* Data for this task
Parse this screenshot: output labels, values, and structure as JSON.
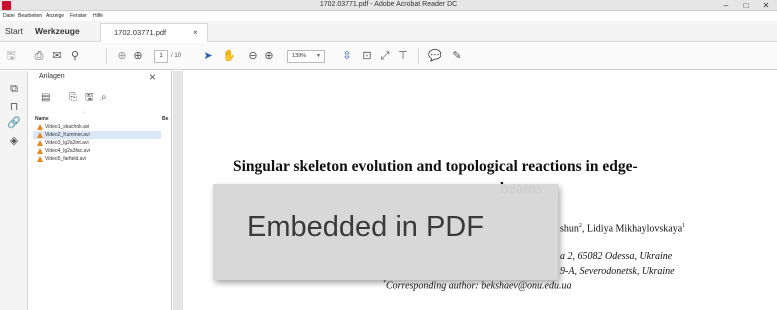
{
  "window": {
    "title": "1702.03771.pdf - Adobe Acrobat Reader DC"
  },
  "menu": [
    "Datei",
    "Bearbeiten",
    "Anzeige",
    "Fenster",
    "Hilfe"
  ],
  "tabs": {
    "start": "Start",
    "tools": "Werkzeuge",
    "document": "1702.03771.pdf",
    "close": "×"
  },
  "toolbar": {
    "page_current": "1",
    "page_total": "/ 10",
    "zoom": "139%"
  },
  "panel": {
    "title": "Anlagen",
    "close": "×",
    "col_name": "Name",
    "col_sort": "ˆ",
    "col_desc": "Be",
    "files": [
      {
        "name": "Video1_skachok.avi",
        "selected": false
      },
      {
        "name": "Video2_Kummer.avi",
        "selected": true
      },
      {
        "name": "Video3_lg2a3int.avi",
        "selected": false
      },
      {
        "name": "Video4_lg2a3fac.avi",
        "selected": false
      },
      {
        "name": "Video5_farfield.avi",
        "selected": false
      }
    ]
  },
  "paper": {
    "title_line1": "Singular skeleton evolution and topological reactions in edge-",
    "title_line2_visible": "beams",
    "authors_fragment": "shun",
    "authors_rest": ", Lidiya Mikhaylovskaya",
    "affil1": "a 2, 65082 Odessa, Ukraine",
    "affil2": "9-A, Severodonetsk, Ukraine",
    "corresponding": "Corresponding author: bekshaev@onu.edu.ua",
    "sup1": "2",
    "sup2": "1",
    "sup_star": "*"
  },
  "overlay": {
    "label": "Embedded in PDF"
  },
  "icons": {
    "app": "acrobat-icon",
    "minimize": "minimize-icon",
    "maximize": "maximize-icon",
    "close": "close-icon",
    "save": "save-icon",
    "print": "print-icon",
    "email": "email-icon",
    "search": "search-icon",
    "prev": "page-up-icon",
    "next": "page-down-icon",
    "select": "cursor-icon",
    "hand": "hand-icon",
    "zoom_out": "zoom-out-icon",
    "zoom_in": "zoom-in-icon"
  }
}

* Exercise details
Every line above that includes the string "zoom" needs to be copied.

* Finished exercise
    "zoom": "139%"
    "zoom_out": "zoom-out-icon",
    "zoom_in": "zoom-in-icon"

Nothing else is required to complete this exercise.